__Work task__. What is needed here is every line of the records that includes "title".
===
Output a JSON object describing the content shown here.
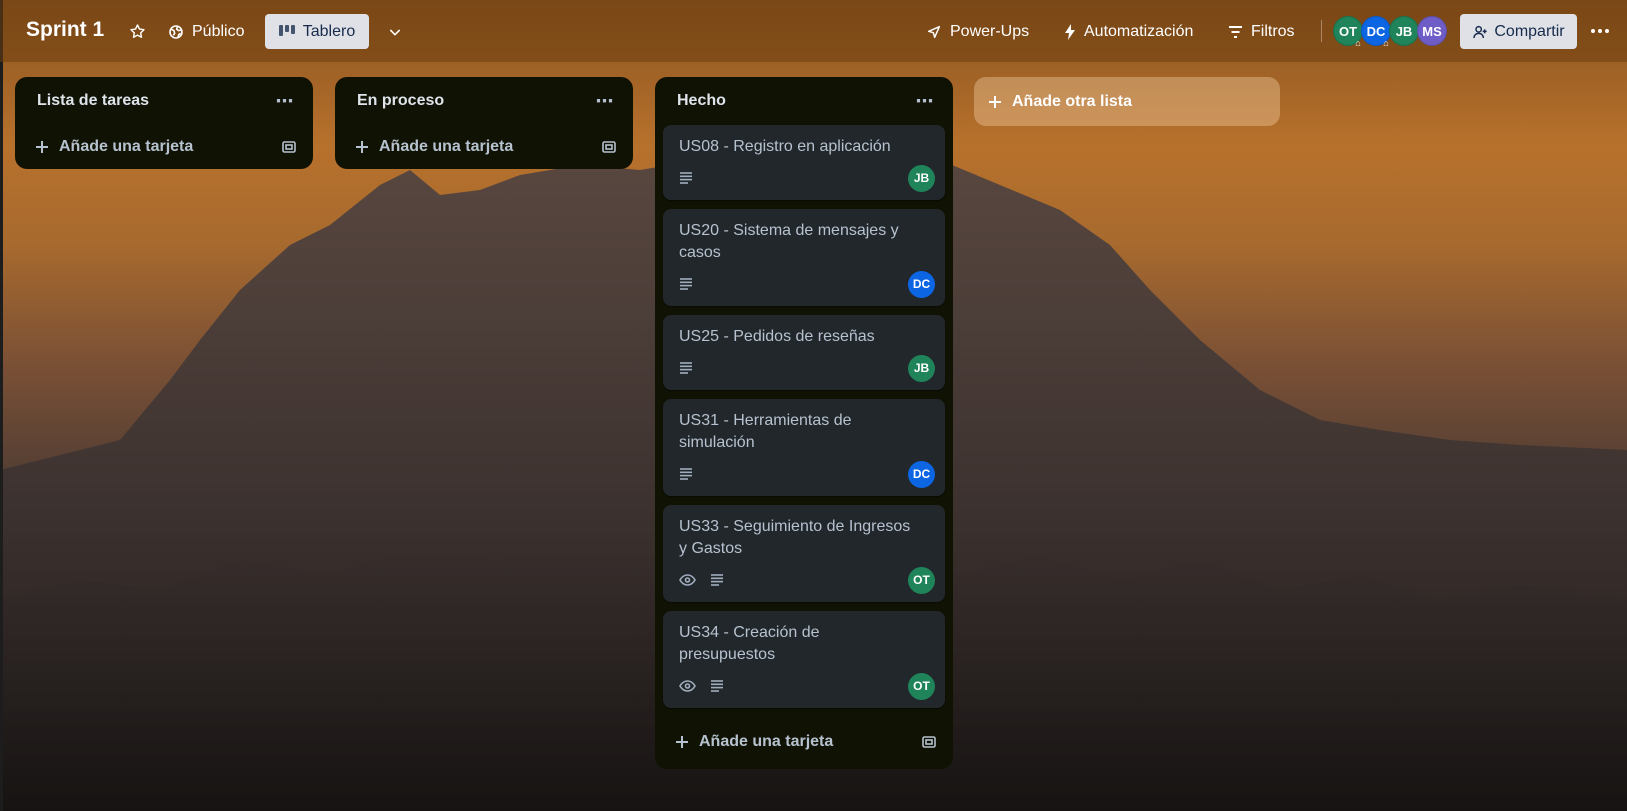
{
  "board": {
    "title": "Sprint 1",
    "visibility_label": "Público",
    "view_label": "Tablero"
  },
  "header": {
    "powerups_label": "Power-Ups",
    "automation_label": "Automatización",
    "filters_label": "Filtros",
    "share_label": "Compartir",
    "members": [
      {
        "initials": "OT",
        "color": "#1f845a"
      },
      {
        "initials": "DC",
        "color": "#0c66e4"
      },
      {
        "initials": "JB",
        "color": "#1f845a"
      },
      {
        "initials": "MS",
        "color": "#6e5dc6"
      }
    ]
  },
  "lists": [
    {
      "title": "Lista de tareas",
      "add_card_label": "Añade una tarjeta"
    },
    {
      "title": "En proceso",
      "add_card_label": "Añade una tarjeta"
    },
    {
      "title": "Hecho",
      "add_card_label": "Añade una tarjeta",
      "cards": [
        {
          "title": "US08 - Registro en aplicación",
          "member": "JB",
          "watch": false
        },
        {
          "title": "US20 - Sistema de mensajes y casos",
          "member": "DC",
          "watch": false
        },
        {
          "title": "US25 - Pedidos de reseñas",
          "member": "JB",
          "watch": false
        },
        {
          "title": "US31 - Herramientas de simulación",
          "member": "DC",
          "watch": false
        },
        {
          "title": "US33 - Seguimiento de Ingresos y Gastos",
          "member": "OT",
          "watch": true
        },
        {
          "title": "US34 - Creación de presupuestos",
          "member": "OT",
          "watch": true
        }
      ]
    }
  ],
  "add_list_label": "Añade otra lista",
  "colors": {
    "list_bg": "#101204",
    "card_bg": "#22272b",
    "member_green": "#1f845a",
    "member_blue": "#0c66e4",
    "member_purple": "#6e5dc6"
  }
}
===
__Finished task__.
    "title": "Sprint 1",
      "title": "Lista de tareas",
      "title": "En proceso",
      "title": "Hecho",
          "title": "US08 - Registro en aplicación",
          "title": "US20 - Sistema de mensajes y casos",
          "title": "US25 - Pedidos de reseñas",
          "title": "US31 - Herramientas de simulación",
          "title": "US33 - Seguimiento de Ingresos y Gastos",
          "title": "US34 - Creación de presupuestos",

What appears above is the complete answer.